"The state's new optional Grade 2 assessment allows us to see how our youngest students are mastering our state's standards from the beginning of their academic journey," McQueen said. "The Grade 2 assessment is one more tool we can use to help meet the needs of students with better information about readiness in math and reading." 

The new Grade 2 assessment is different than those from previous years in that it is criterion referenced and only assesses the Tennessee Academic Standards. The optional Grade 2 assessment was designed to provide important data and feedback to both second and third grade teachers to help ensure students are on track to master grade-level content from the early grades. For the first time the Grade 2 assessment measures the state's academic standards in a way that reflects what are students are learning in their classroom every day.

Early Foundations & Literacy is a priority area for the department, as laid out in the department's strategic plan, Tennessee Succeeds. To reach our goals as a state, as outlined in the strategic plan, the department has been implementing new strategies and supports to help districts and schools increase student outcomes for our early grades students. The optional Grade 2 assessment is one of the ways the department is helping districts measure their progress toward the state's goal of having 75 percent of third graders reading on grade level by 2025. 

More than two-thirds of school districts in the state chose to participate with 100 of 146 districts administering the optional Grade 2 assessment last spring.
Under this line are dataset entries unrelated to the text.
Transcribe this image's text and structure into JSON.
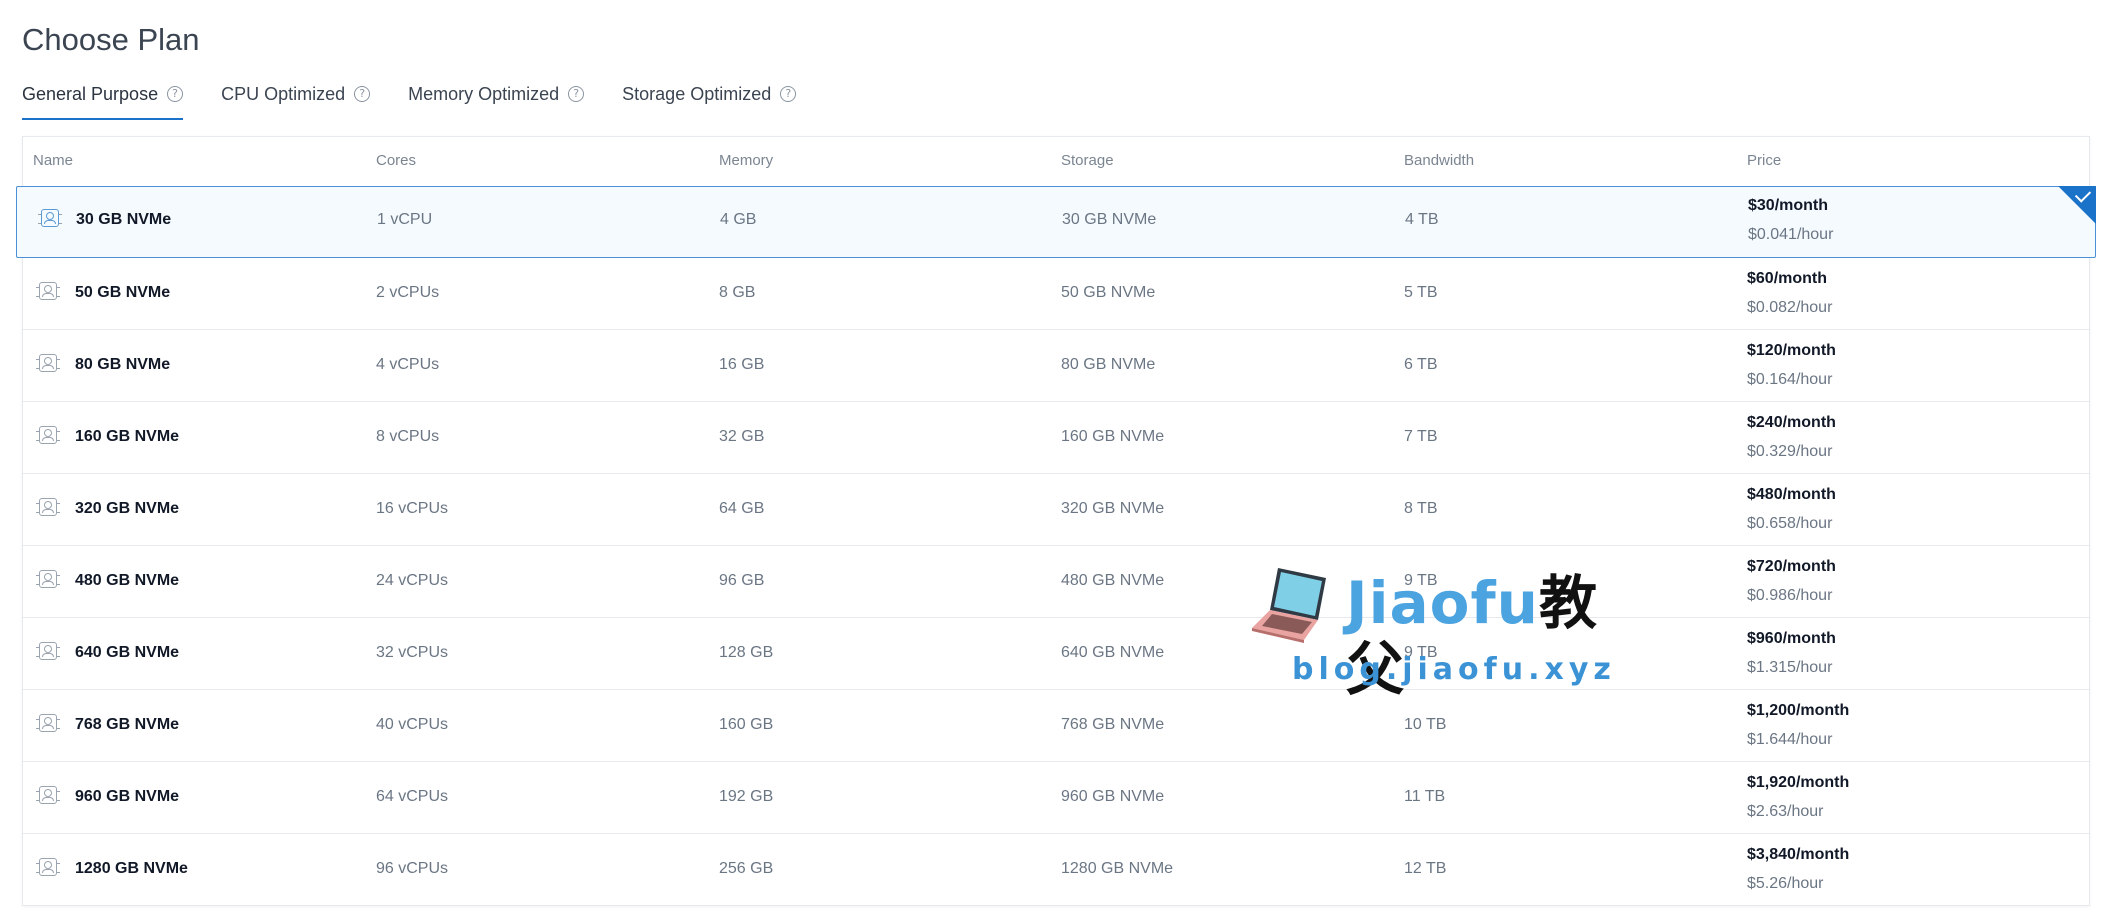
{
  "page_title": "Choose Plan",
  "tabs": [
    {
      "label": "General Purpose",
      "active": true
    },
    {
      "label": "CPU Optimized",
      "active": false
    },
    {
      "label": "Memory Optimized",
      "active": false
    },
    {
      "label": "Storage Optimized",
      "active": false
    }
  ],
  "columns": {
    "name": "Name",
    "cores": "Cores",
    "memory": "Memory",
    "storage": "Storage",
    "bandwidth": "Bandwidth",
    "price": "Price"
  },
  "plans": [
    {
      "name": "30 GB NVMe",
      "cores": "1 vCPU",
      "memory": "4 GB",
      "storage": "30 GB NVMe",
      "bandwidth": "4 TB",
      "price_month": "$30/month",
      "price_hour": "$0.041/hour",
      "selected": true
    },
    {
      "name": "50 GB NVMe",
      "cores": "2 vCPUs",
      "memory": "8 GB",
      "storage": "50 GB NVMe",
      "bandwidth": "5 TB",
      "price_month": "$60/month",
      "price_hour": "$0.082/hour",
      "selected": false
    },
    {
      "name": "80 GB NVMe",
      "cores": "4 vCPUs",
      "memory": "16 GB",
      "storage": "80 GB NVMe",
      "bandwidth": "6 TB",
      "price_month": "$120/month",
      "price_hour": "$0.164/hour",
      "selected": false
    },
    {
      "name": "160 GB NVMe",
      "cores": "8 vCPUs",
      "memory": "32 GB",
      "storage": "160 GB NVMe",
      "bandwidth": "7 TB",
      "price_month": "$240/month",
      "price_hour": "$0.329/hour",
      "selected": false
    },
    {
      "name": "320 GB NVMe",
      "cores": "16 vCPUs",
      "memory": "64 GB",
      "storage": "320 GB NVMe",
      "bandwidth": "8 TB",
      "price_month": "$480/month",
      "price_hour": "$0.658/hour",
      "selected": false
    },
    {
      "name": "480 GB NVMe",
      "cores": "24 vCPUs",
      "memory": "96 GB",
      "storage": "480 GB NVMe",
      "bandwidth": "9 TB",
      "price_month": "$720/month",
      "price_hour": "$0.986/hour",
      "selected": false
    },
    {
      "name": "640 GB NVMe",
      "cores": "32 vCPUs",
      "memory": "128 GB",
      "storage": "640 GB NVMe",
      "bandwidth": "9 TB",
      "price_month": "$960/month",
      "price_hour": "$1.315/hour",
      "selected": false
    },
    {
      "name": "768 GB NVMe",
      "cores": "40 vCPUs",
      "memory": "160 GB",
      "storage": "768 GB NVMe",
      "bandwidth": "10 TB",
      "price_month": "$1,200/month",
      "price_hour": "$1.644/hour",
      "selected": false
    },
    {
      "name": "960 GB NVMe",
      "cores": "64 vCPUs",
      "memory": "192 GB",
      "storage": "960 GB NVMe",
      "bandwidth": "11 TB",
      "price_month": "$1,920/month",
      "price_hour": "$2.63/hour",
      "selected": false
    },
    {
      "name": "1280 GB NVMe",
      "cores": "96 vCPUs",
      "memory": "256 GB",
      "storage": "1280 GB NVMe",
      "bandwidth": "12 TB",
      "price_month": "$3,840/month",
      "price_hour": "$5.26/hour",
      "selected": false
    }
  ],
  "watermark": {
    "brand": "Jiaofu",
    "brand_cn": "教父",
    "url": "blog.jiaofu.xyz"
  },
  "icons": {
    "plan_icon": "server-chip-icon",
    "help_icon": "question-circle-icon",
    "selected_icon": "check-icon"
  },
  "colors": {
    "accent": "#1a73c8",
    "selected_border": "#4a90d9",
    "selected_bg": "#f5faff"
  }
}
Though the assessment is optional, it is encouraging to see most districts participate and receive helpful results to guide their instruction.

Grade 2 scores fall into one of four achievement levels: mastered grade level, on grade level, approaching grade level, and below grade level expectations. Both mastered grade level and on grade level reflect student proficiency in the content. The categories aim to help teachers and parents more easily identify which students may need additional support and which students are ready to excel—which is the goal of state assessments. Families and teachers will also receive new score reports to help them support each student's individual needs.

As this was the first year of the optional Grade 2 assessment, the score results set a new baseline for future growth and cannot be compared to previous optional early grades assessments, which were norm referenced. For the optional Grade 2 assessment, only skills in English language arts and math are tested.

In English language arts on the optional Grade 2 assessment:

  • 30.3 percent of students are considered on grade level or mastered, 
  • 44.7 percent are approaching grade level, and
  • 25 percent are below grade-level expectations. 

In math on the optional Grade 2 assessment:

  • 41.3 percent of students are considered on grade level or mastered,
  • 32.9 percent are approaching grade level, and
  • 25.8 percent are below grade-level expectations.

For media inquiries, please contact Chandler Hopper, deputy director of communications, at or call (615) 248-7073.